Like other paraphernalia charges, ORC 2925.141 can be used to cover a broad collection of items:
- Rolling papers
- Baggies and envelopes
- Containers for packaging
- Tools used to prepare marijuana for consumption
The illegal use or possession of marijuana drug paraphernalia is a fourth-degree misdemeanor that is punishable by a maximum fine of $150 and a driver’s license suspension of six months to five years. The charge is more serious when the person is convicted of illegal use or possession of marihuana (marijuana) and drug paraphernalia, which can be a second or first-degree misdemeanor and include jail time.
Prosecution of Drug Paraphernalia Charges
Prosecuting drug charges, especially those related to drug paraphernalia, can be a meticulous and complex process. Drug crimes encompass a wide range of offenses, from minor misdemeanors such as possession of a small amount of a controlled substance to major felonies involving the distribution or manufacture of drugs. Prosecutors rely heavily on evidence collected by the responding law enforcement officer or officers to build their cases. This evidence can take many forms, and in cases of drug paraphernalia charges, it can include direct or circumstantial evidence.

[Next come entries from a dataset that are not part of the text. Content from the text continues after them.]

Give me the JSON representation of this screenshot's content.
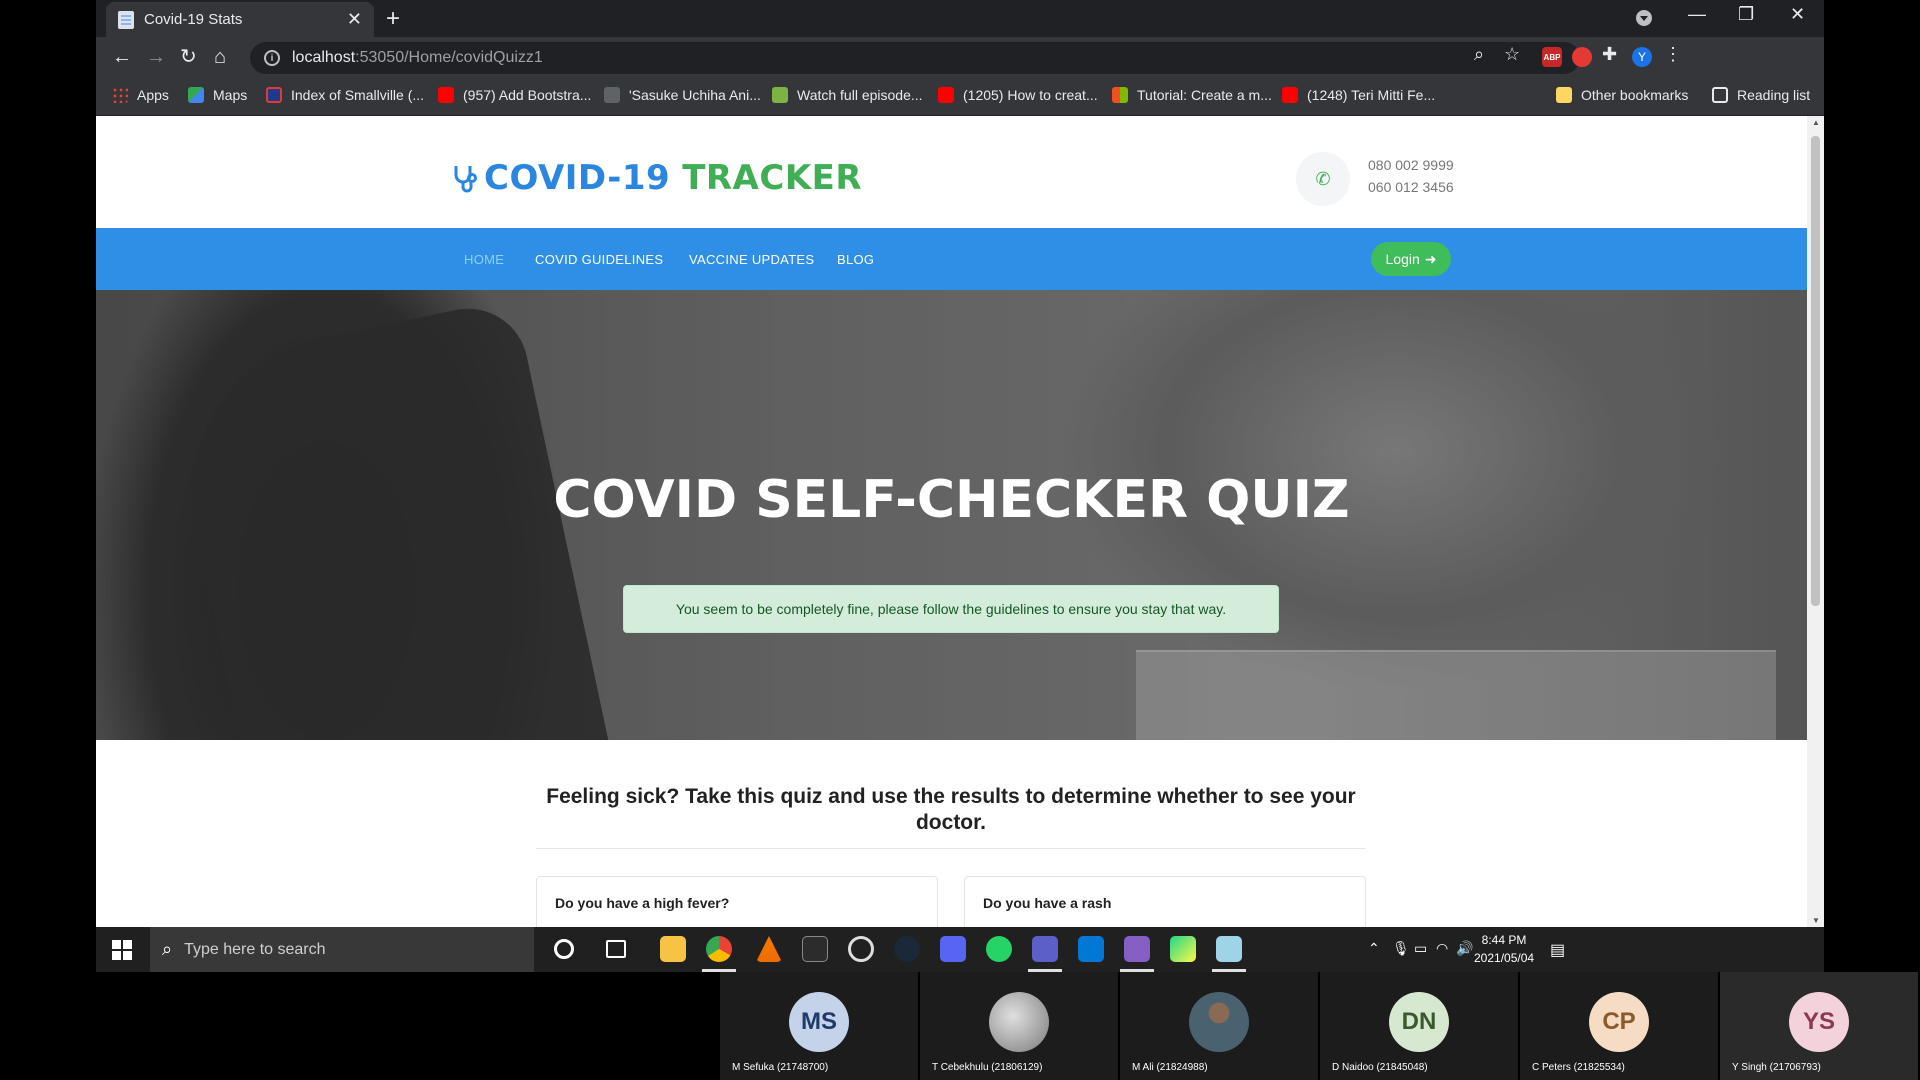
{
  "browser": {
    "tab_title": "Covid-19 Stats",
    "url_host": "localhost",
    "url_rest": ":53050/Home/covidQuizz1",
    "profile_initial": "Y",
    "ext_abp": "ABP",
    "bookmarks": [
      "Apps",
      "Maps",
      "Index of Smallville (...",
      "(957) Add Bootstra...",
      "'Sasuke Uchiha Ani...",
      "Watch full episode...",
      "(1205) How to creat...",
      "Tutorial: Create a m...",
      "(1248) Teri Mitti Fe..."
    ],
    "other_bookmarks": "Other bookmarks",
    "reading_list": "Reading list"
  },
  "site": {
    "logo_part1": "COVID-19",
    "logo_part2": "TRACKER",
    "phone1": "080 002 9999",
    "phone2": "060 012 3456",
    "nav": [
      "HOME",
      "COVID GUIDELINES",
      "VACCINE UPDATES",
      "BLOG"
    ],
    "login_label": "Login"
  },
  "hero": {
    "title": "COVID SELF-CHECKER QUIZ",
    "result_message": "You seem to be completely fine, please follow the guidelines to ensure you stay that way."
  },
  "quiz": {
    "intro_line1": "Feeling sick? Take this quiz and use the results to determine whether to see your",
    "intro_line2": "doctor.",
    "questions": [
      "Do you have a high fever?",
      "Do you have a rash"
    ]
  },
  "taskbar": {
    "search_placeholder": "Type here to search",
    "time": "8:44 PM",
    "date": "2021/05/04"
  },
  "participants": [
    {
      "initials": "MS",
      "name": "M Sefuka (21748700)",
      "color": "#c5d3ea",
      "text_color": "#1f3a6b"
    },
    {
      "initials": "",
      "name": "T Cebekhulu (21806129)",
      "color": "#9e9e9e",
      "text_color": "#fff"
    },
    {
      "initials": "",
      "name": "M Ali (21824988)",
      "color": "#4a6170",
      "text_color": "#fff"
    },
    {
      "initials": "DN",
      "name": "D Naidoo (21845048)",
      "color": "#d6e8cf",
      "text_color": "#3a5a2e"
    },
    {
      "initials": "CP",
      "name": "C Peters (21825534)",
      "color": "#f6dcc5",
      "text_color": "#8a5a2a"
    },
    {
      "initials": "YS",
      "name": "Y Singh (21706793)",
      "color": "#f4d2dc",
      "text_color": "#8a3a52"
    }
  ]
}
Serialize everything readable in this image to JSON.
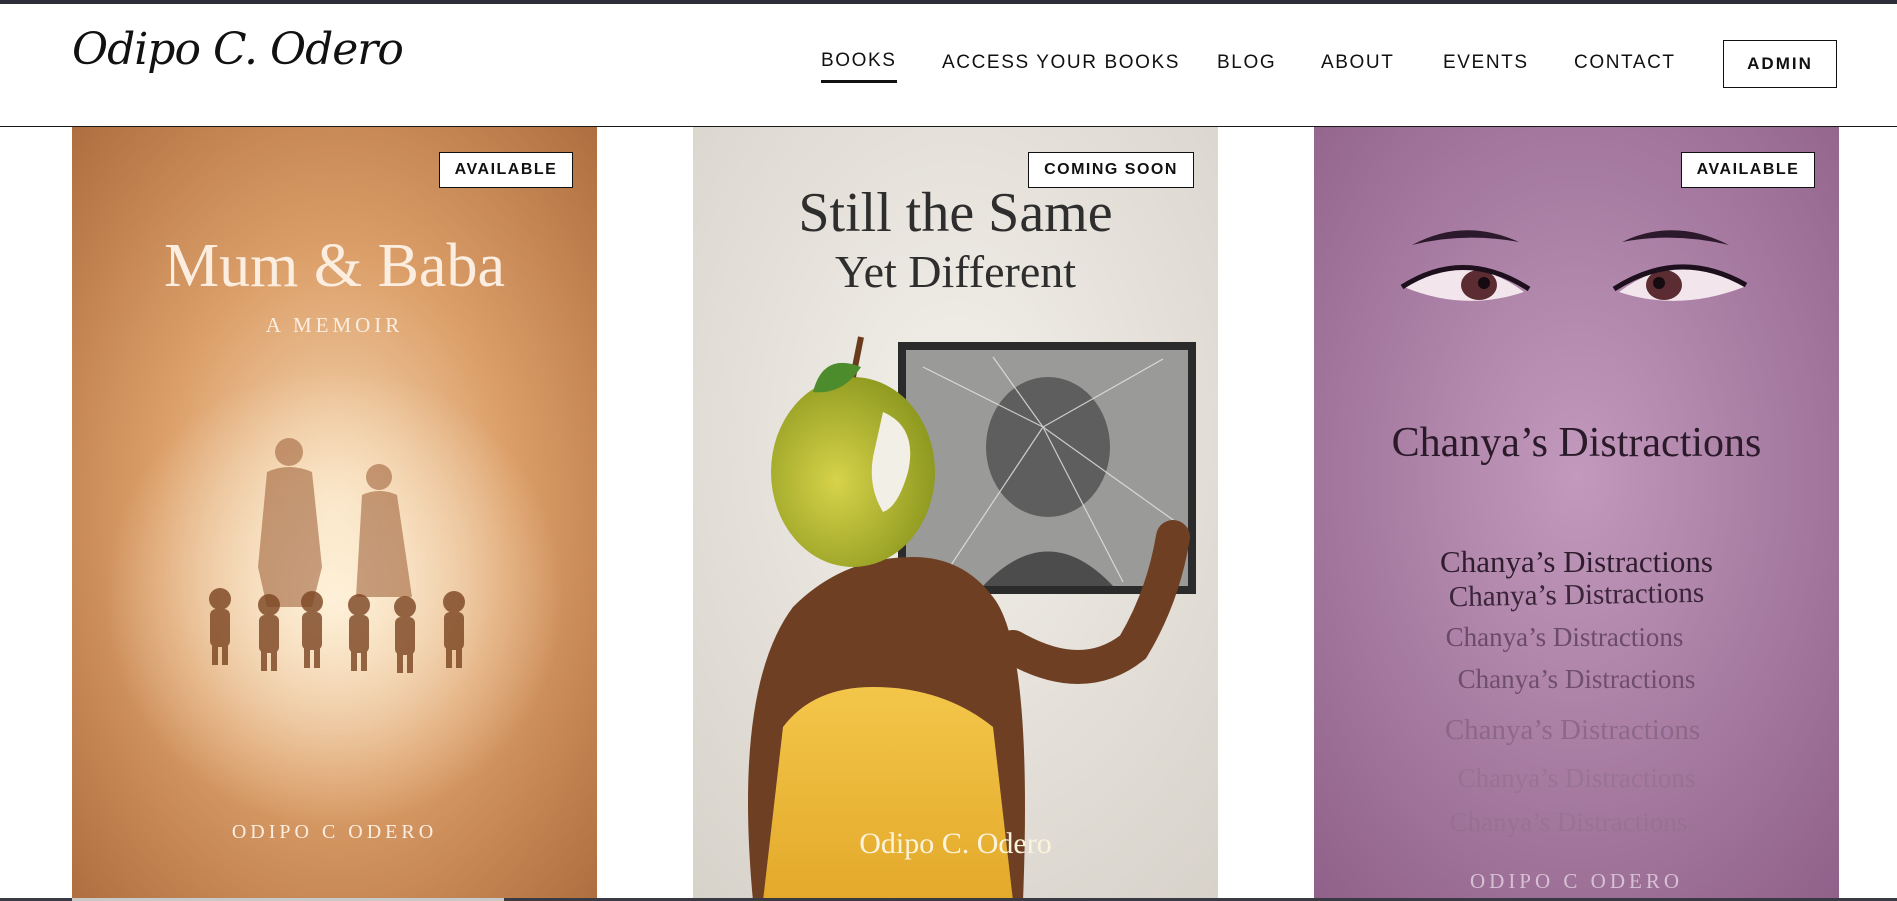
{
  "site": {
    "logo_text": "Odipo C. Odero"
  },
  "nav": {
    "items": [
      {
        "label": "BOOKS",
        "active": true
      },
      {
        "label": "ACCESS YOUR BOOKS",
        "active": false
      },
      {
        "label": "BLOG",
        "active": false
      },
      {
        "label": "ABOUT",
        "active": false
      },
      {
        "label": "EVENTS",
        "active": false
      },
      {
        "label": "CONTACT",
        "active": false
      }
    ],
    "admin_label": "ADMIN"
  },
  "books": [
    {
      "badge": "AVAILABLE",
      "title": "Mum & Baba",
      "subtitle": "A MEMOIR",
      "author": "ODIPO C ODERO",
      "cover_color": "#c98a55"
    },
    {
      "badge": "COMING SOON",
      "title_line1": "Still the Same",
      "title_line2": "Yet Different",
      "author": "Odipo C. Odero",
      "cover_color": "#e6e2dc"
    },
    {
      "badge": "AVAILABLE",
      "title": "Chanya’s Distractions",
      "repeat_text": "Chanya’s Distractions",
      "author": "ODIPO C ODERO",
      "cover_color": "#a77aa0"
    }
  ]
}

Direct evidence might be a controlled substance found on the person, or in their property or vehicle, along with items commonly used in the consumption or preparation of drugs. Circumstantial evidence, on the other hand, might include the presence of drug residue on an item, the individual’s proximity to known drug activity, or even national or local advertising of items for use as drug paraphernalia.
Moreover, prosecutors might consider other relevant factors when building their case. For instance, if the accused is a professionally licensed person, such as a commercial driver’s license (CDL) holder, or someone who holds a license from another regulatory or licensing board, they might face additional scrutiny or penalties due to professional conduct standards.
The severity of charges and potential penalties can also depend on the specific laws violated. For example, a violation under Ohio law might be treated differently than a violation of a substantially similar municipal ordinance. Furthermore, the severity of the offense can escalate if the controlled substance involved is of a higher schedule or if the accused has a prior record of drug crimes.
Finally, it’s important to remember that in the prosecution of drug paraphernalia charges, each case is unique and will depend on the specific circumstances and evidence at hand. The complexities of these cases necessitate the assistance of a seasoned attorney, capable of navigating the intricacies of drug crime law and defending your rights effectively.
Facing a Drug Paraphernalia Charge in Cleveland? Contact Us to Protect Your Rights.
The attorneys at Patituce & Associates protect your rights and fight to keep you from facing significant drug crime penalties in Cleveland. Reach out to a criminal defense lawyer. Call our Cleveland drug paraphernalia attorneys at(440) 471-7784!
Patituce & Associates,LCC – Cleveland Office
600 Superior Avenue East,
Cleveland, OH 44114